The academic research of UC’s Gill Tract scientists also serves as an important building block in private industry’s biotech efforts. A search of the US Patent and Trademark Office’s online database reveals more than a dozen patents or patent applications that cite Hake’s research. One patent that cites Hake’s corn research involves inserting genetic material from another life form from outside the plant kingdom. The owner of the patent is DeKalb Genetics Corporation, a subsidiary of Monsanto. Lisch’s research is also referenced in patents involving the genetic manipulation of food crops by Pioneer Hi-Bred, a subsidiary of DuPont.
A reference to academic research within a patent does not mean the cited researcher necessarily endorses the end product, or intended to facilitate its creation. Furthermore, a few patents citing Lisch and Hake’s research do not involve genetic engineering methods, but instead employ more “traditional” means of plant breeding or modification. Neither Lisch nor Hake responded to requests for comment.
The University of California is a major contributor to the development of genetically engineered food crops, and the Plant Gene Expression Center, which uses the Gill Tract, is a large part of UC’s link to the biotech industry. UC owns more than 150 GMO plant patents, according to the US Patent and Trademark Office. UC policy states that financial proceeds from licensed technologies are shared with the inventors, and that the remainder is plowed back into research at the university or put into the general fund.
According to UC’s most recent annual report, the university earned approximately $182 million on its patented technologies on 2011. A mere 25 UC-owned patents earned the bulk of this — about $155 million. Among these are licenses for four different varieties of strawberries and a mandarin orange. Through a licensing arrangement with UC, one of the strawberries, the Camarosa, was genetically engineered by DNA Plant Technology Corporation to withstand Monsanto’s Roundup herbicide. The Camarosa Strawberry patent earned the university $2.36 million last year.
Many other UC patents are routinely licensed by biotech companies to develop GMO crops, like the Endless Summer Tomato, another product of DNA Plant Technology. Such deals are lucrative for UC. The university had 627 active plant licensing contracts with industry at the end of last year. More than a few of these were developed from research conducted at the Plant Gene Expression Center. Hake is the center’s director.

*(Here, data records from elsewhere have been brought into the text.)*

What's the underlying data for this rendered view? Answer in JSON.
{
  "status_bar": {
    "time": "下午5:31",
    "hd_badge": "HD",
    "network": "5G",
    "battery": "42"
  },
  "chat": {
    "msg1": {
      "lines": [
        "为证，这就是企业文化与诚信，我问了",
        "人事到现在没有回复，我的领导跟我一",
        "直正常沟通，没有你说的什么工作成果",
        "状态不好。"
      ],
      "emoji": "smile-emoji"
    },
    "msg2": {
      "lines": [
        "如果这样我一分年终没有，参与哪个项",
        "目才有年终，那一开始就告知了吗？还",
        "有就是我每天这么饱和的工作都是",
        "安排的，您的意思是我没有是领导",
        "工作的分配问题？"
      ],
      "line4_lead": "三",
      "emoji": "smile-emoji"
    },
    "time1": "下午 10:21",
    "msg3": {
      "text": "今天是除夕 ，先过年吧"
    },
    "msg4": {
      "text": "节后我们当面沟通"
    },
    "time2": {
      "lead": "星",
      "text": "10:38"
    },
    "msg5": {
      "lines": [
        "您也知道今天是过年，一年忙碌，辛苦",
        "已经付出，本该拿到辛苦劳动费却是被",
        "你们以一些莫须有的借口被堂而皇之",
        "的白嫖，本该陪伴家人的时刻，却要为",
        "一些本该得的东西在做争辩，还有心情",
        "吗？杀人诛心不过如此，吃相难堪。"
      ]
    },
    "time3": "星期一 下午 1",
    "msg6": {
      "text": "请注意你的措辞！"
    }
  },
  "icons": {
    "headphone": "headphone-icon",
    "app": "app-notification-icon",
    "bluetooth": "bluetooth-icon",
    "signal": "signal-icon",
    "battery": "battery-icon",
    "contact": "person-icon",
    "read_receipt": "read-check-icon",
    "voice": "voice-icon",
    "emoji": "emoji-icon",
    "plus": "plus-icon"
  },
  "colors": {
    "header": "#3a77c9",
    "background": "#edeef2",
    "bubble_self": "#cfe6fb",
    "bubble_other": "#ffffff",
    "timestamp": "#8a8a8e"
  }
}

Monsanto and UC have at least twenty agreements “that include licensing, sharing materials for research, sponsoring research, and utilizing their specialized, technical services,” according to Kelly Clauss, a Monsanto spokeswoman. “We’ve had a long-standing relationship with the University of California, as well as many other land-grant universities across the country, for decades,” Clauss added. “As a company rooted in science and research, we are proud to work with universities and support agricultural research through these types of collaborative programs.”
Organizers of Occupy the Farm contacted for this article said they support academic freedom, and were wary of jumping into any debates about the nature of research that has been conducted at the Gill Tract. After planting their crops in late April, Occupy the Farm organizers posted several open letters to all the researchers inviting them to continue their projects alongside the working farm.